A gorgeous timepiece has seen the light of day during the past times, a new version of the Clock 15 Days encased in stunningly fine crystal. As you’ve probably guessed, the two brands responsible for this immensely beautiful achievement are Parmigiani Fleurier and Lalique.
One thing is clearer than everything else – this clock has taken a lot of time, painstaking developing and intricate manufacture, no wonder it bears such names. Unlike their cousins, the wristwatches, these clocks encompass much larger parts, and this brought Parmigiani with the need to accommodate to larger scales.
For the French master glassmaker Lalique, though, the story was on a totally different scale. They’ve had to work with way smaller and thinner surfaces, much thinner in fact than the threshold generally tolerated by crystal manufacture.
The surface of the clock boasts five panels and the crystal their made of has been adorned with the typical Lalique motif, the fountain of Coutard.

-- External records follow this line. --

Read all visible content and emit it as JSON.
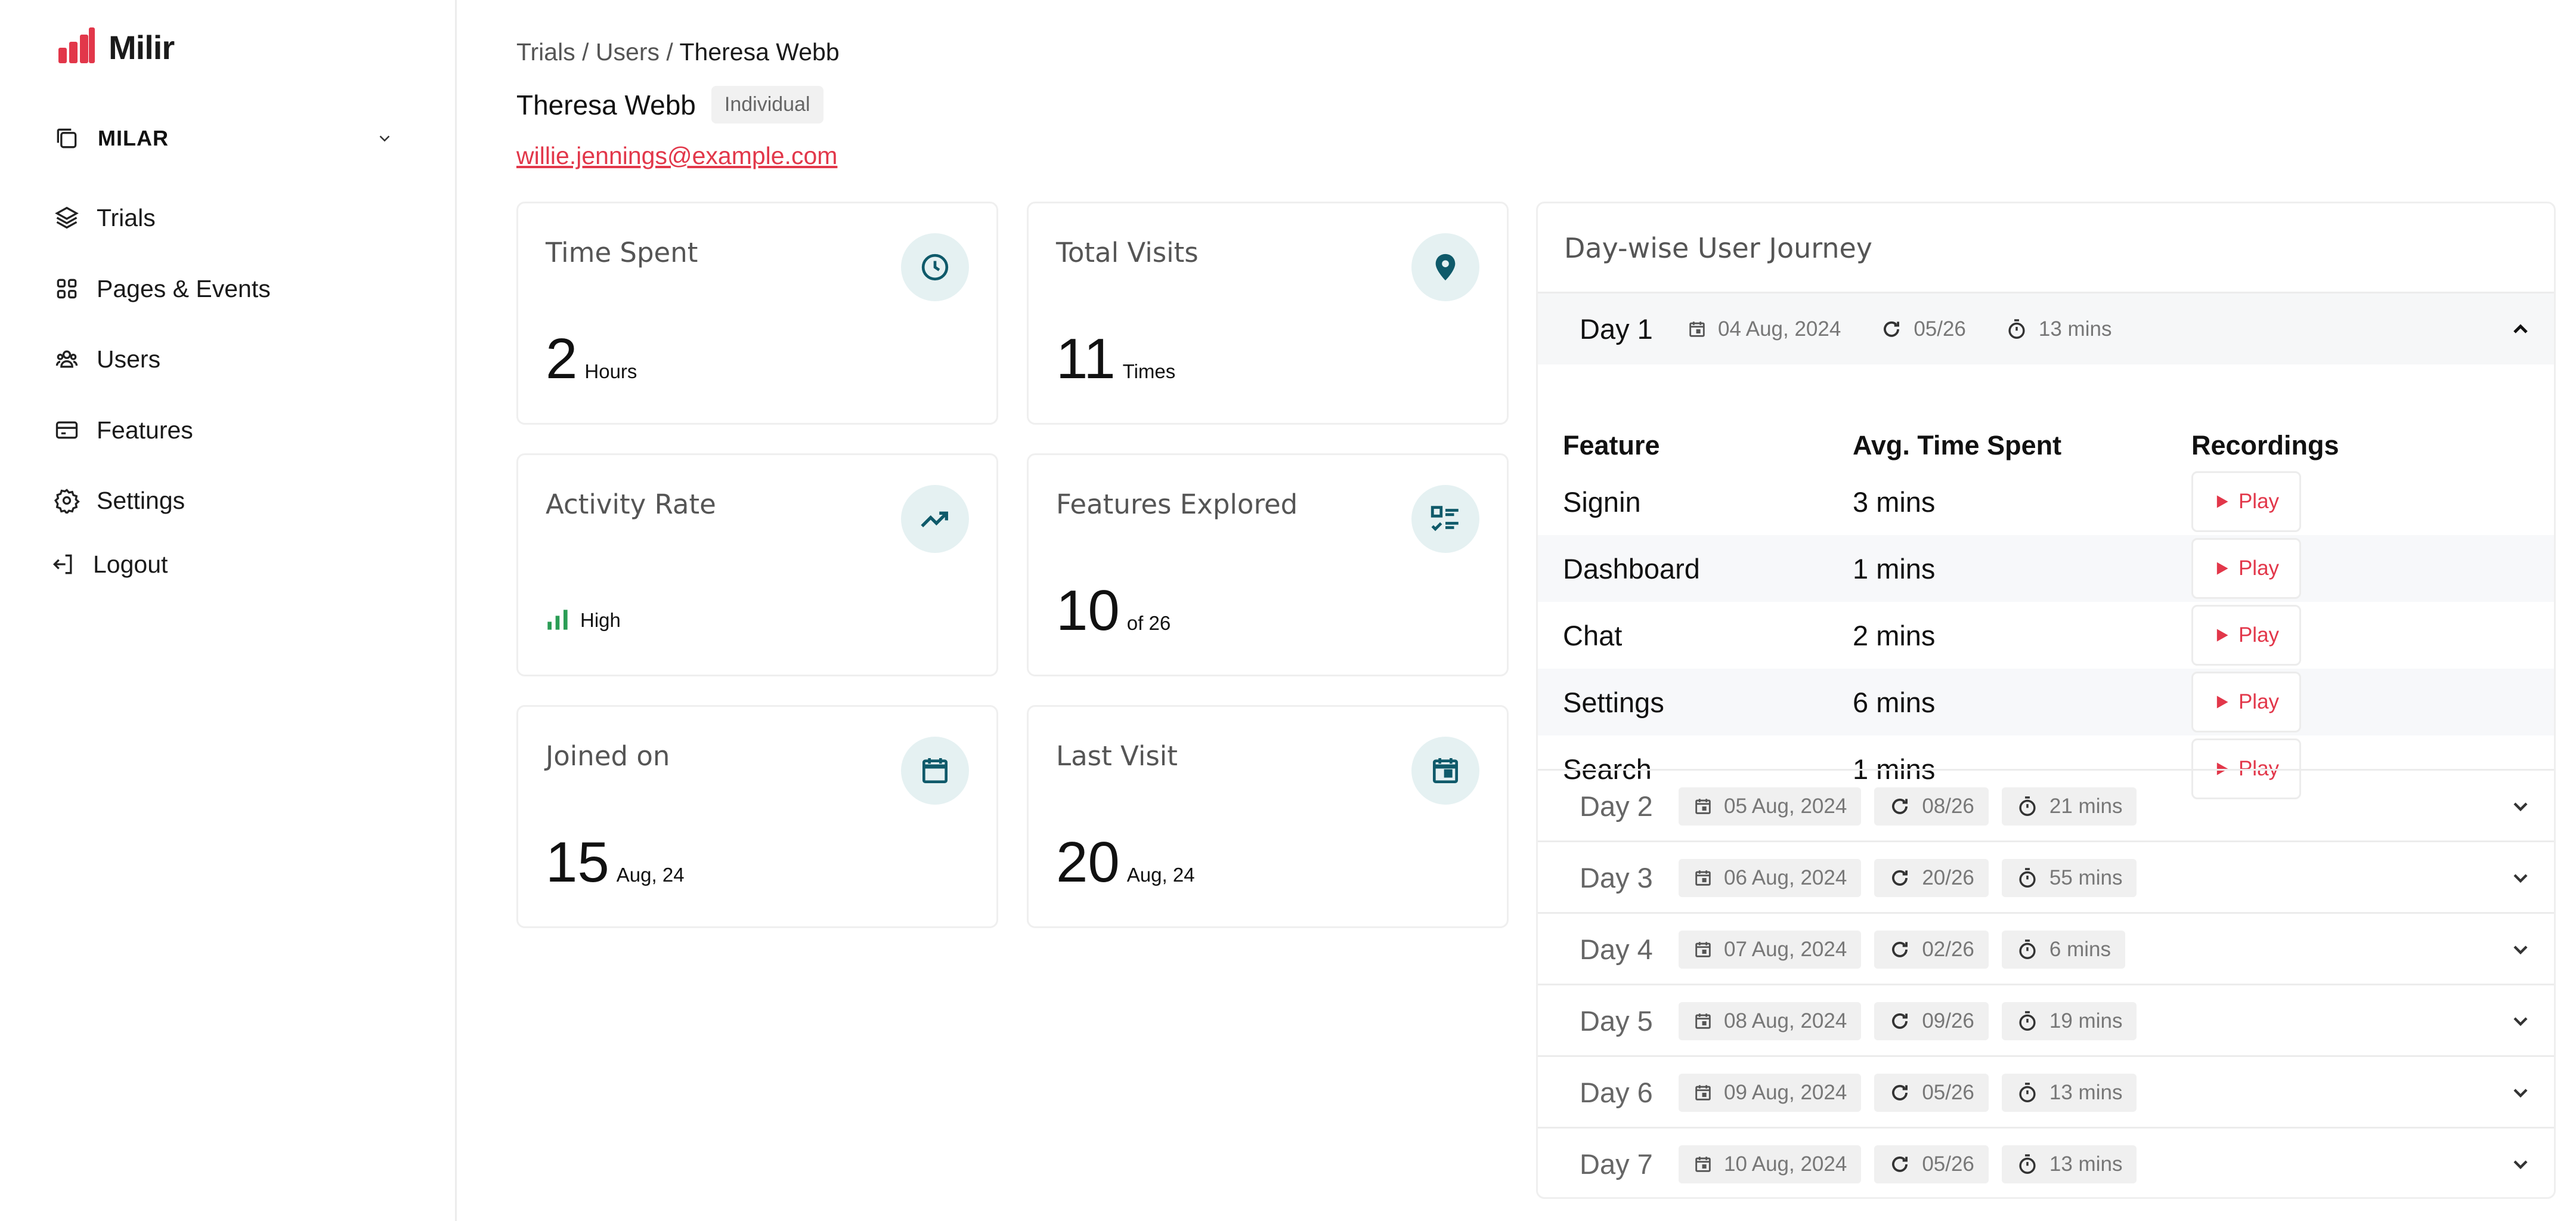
{
  "app": {
    "brand": "Milir",
    "brand_color": "#e2374a",
    "workspace": "MILAR"
  },
  "sidebar": {
    "items": [
      {
        "label": "Trials",
        "icon": "layers-icon"
      },
      {
        "label": "Pages & Events",
        "icon": "grid-icon"
      },
      {
        "label": "Users",
        "icon": "users-icon"
      },
      {
        "label": "Features",
        "icon": "card-icon"
      },
      {
        "label": "Settings",
        "icon": "gear-icon"
      },
      {
        "label": "Logout",
        "icon": "logout-icon"
      }
    ]
  },
  "breadcrumb": {
    "items": [
      "Trials",
      "Users"
    ],
    "separator": "/",
    "current": "Theresa Webb"
  },
  "user": {
    "name": "Theresa Webb",
    "type": "Individual",
    "email": "willie.jennings@example.com"
  },
  "stats": {
    "time_spent": {
      "title": "Time Spent",
      "value": "2",
      "unit": "Hours",
      "icon": "clock-icon"
    },
    "total_visits": {
      "title": "Total Visits",
      "value": "11",
      "unit": "Times",
      "icon": "location-pin-icon"
    },
    "activity_rate": {
      "title": "Activity Rate",
      "value": "High",
      "icon": "trending-up-icon"
    },
    "features_explored": {
      "title": "Features Explored",
      "value": "10",
      "unit": "of 26",
      "icon": "checklist-icon"
    },
    "joined_on": {
      "title": "Joined on",
      "value": "15",
      "unit": "Aug, 24",
      "icon": "calendar-icon"
    },
    "last_visit": {
      "title": "Last Visit",
      "value": "20",
      "unit": "Aug, 24",
      "icon": "calendar-event-icon"
    }
  },
  "journey": {
    "title": "Day-wise User Journey",
    "columns": [
      "Feature",
      "Avg. Time Spent",
      "Recordings"
    ],
    "play_label": "Play",
    "days": [
      {
        "label": "Day 1",
        "date": "04 Aug, 2024",
        "features": "05/26",
        "duration": "13 mins",
        "expanded": true,
        "rows": [
          {
            "feature": "Signin",
            "time": "3 mins"
          },
          {
            "feature": "Dashboard",
            "time": "1 mins"
          },
          {
            "feature": "Chat",
            "time": "2 mins"
          },
          {
            "feature": "Settings",
            "time": "6 mins"
          },
          {
            "feature": "Search",
            "time": "1 mins"
          }
        ]
      },
      {
        "label": "Day 2",
        "date": "05 Aug, 2024",
        "features": "08/26",
        "duration": "21 mins",
        "expanded": false
      },
      {
        "label": "Day 3",
        "date": "06 Aug, 2024",
        "features": "20/26",
        "duration": "55 mins",
        "expanded": false
      },
      {
        "label": "Day 4",
        "date": "07 Aug, 2024",
        "features": "02/26",
        "duration": "6 mins",
        "expanded": false
      },
      {
        "label": "Day 5",
        "date": "08 Aug, 2024",
        "features": "09/26",
        "duration": "19 mins",
        "expanded": false
      },
      {
        "label": "Day 6",
        "date": "09 Aug, 2024",
        "features": "05/26",
        "duration": "13 mins",
        "expanded": false
      },
      {
        "label": "Day 7",
        "date": "10 Aug, 2024",
        "features": "05/26",
        "duration": "13 mins",
        "expanded": false
      }
    ]
  },
  "colors": {
    "accent": "#e2374a",
    "icon_teal": "#0f5a6a",
    "icon_bg": "#e5f1f2",
    "activity_green": "#2a9d55"
  }
}
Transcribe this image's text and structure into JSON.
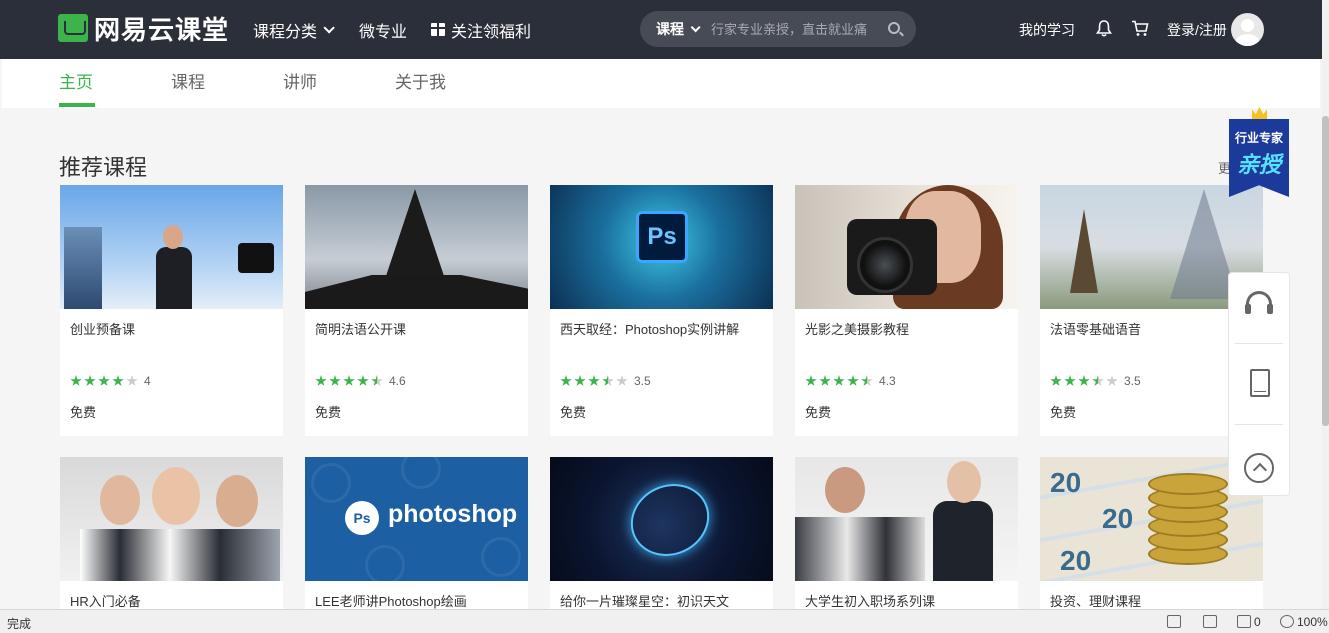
{
  "header": {
    "logo_text": "网易云课堂",
    "nav": {
      "category": "课程分类",
      "micro_major": "微专业",
      "gift": "关注领福利"
    },
    "search": {
      "scope": "课程",
      "placeholder": "行家专业亲授，直击就业痛"
    },
    "my_study": "我的学习",
    "login": "登录/注册"
  },
  "subnav": {
    "tabs": [
      {
        "label": "主页",
        "active": true
      },
      {
        "label": "课程",
        "active": false
      },
      {
        "label": "讲师",
        "active": false
      },
      {
        "label": "关于我",
        "active": false
      }
    ]
  },
  "section": {
    "title": "推荐课程",
    "more": "更"
  },
  "courses": [
    {
      "title": "创业预备课",
      "rating": "4",
      "stars": 4.0,
      "price": "免费"
    },
    {
      "title": "简明法语公开课",
      "rating": "4.6",
      "stars": 4.5,
      "price": "免费"
    },
    {
      "title": "西天取经：Photoshop实例讲解",
      "rating": "3.5",
      "stars": 3.5,
      "price": "免费"
    },
    {
      "title": "光影之美摄影教程",
      "rating": "4.3",
      "stars": 4.5,
      "price": "免费"
    },
    {
      "title": "法语零基础语音",
      "rating": "3.5",
      "stars": 3.5,
      "price": "免费"
    },
    {
      "title": "HR入门必备"
    },
    {
      "title": "LEE老师讲Photoshop绘画"
    },
    {
      "title": "给你一片璀璨星空：初识天文"
    },
    {
      "title": "大学生初入职场系列课"
    },
    {
      "title": "投资、理财课程"
    }
  ],
  "thumb_text": {
    "ps_badge": "Ps",
    "ps_logo": "Ps",
    "photoshop": "photoshop",
    "euro": "20"
  },
  "promo": {
    "line1": "行业专家",
    "line2": "亲授"
  },
  "side_toolbar": [
    "headset-icon",
    "tablet-icon",
    "back-to-top-icon"
  ],
  "statusbar": {
    "status": "完成",
    "count": "0",
    "zoom": "100%"
  },
  "colors": {
    "brand_green": "#3cb44b",
    "topbar": "#2b2f3a",
    "promo_blue": "#1b3a9a"
  }
}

The design of the panels resembles a water droplet spray, putting together two apparently different principles – Art Deco, through their rounded shape, and Art Nouveau, due to their closely-knit arrangement. Furthermore, as the flat surfaces of the glass panels are satin finished, the ends of each of the droplets were designed to deliver staggering glitter.
As for the absolutely superb Coutard fountain, it symbolises rebirth and life, renewal as well as the joy to be alive. It was superbly combined with this ageless table clock so that it reminds of the possibility of bringing old designs and classics back to life. In addition to looking great and being a genuine classic, much workmanship was invested into the Clock 15 Day. It encompasses the Maltese cross stopwork for the power reserve indicator on the outside, which is both quiet weird and nice. This part is in fact extremely important to many timepieces, as it counts the rotations of the barrel and drives its winding.
The limited edition Clock 15 Days will reportedly be available in three different crystal colors – deep blue, red or elegant white. Just 15 of each color will be manufactured, 5 units per year until 2015, when the production officially ends.
Parmigiani Fleurier has refined the delicate art of marquetry with The Clock 15 Days Blue Note. The process involved the cutting and assembling wooded veneers on a flat surface to create a meticulous decoration. The inspiration comes from Dutch painter Piet Mondrian. The dial of this clock features the segmentation of surfaces with musical overtunes. Three instruments, a trumpet, a double bass and a piano form this jazz trio.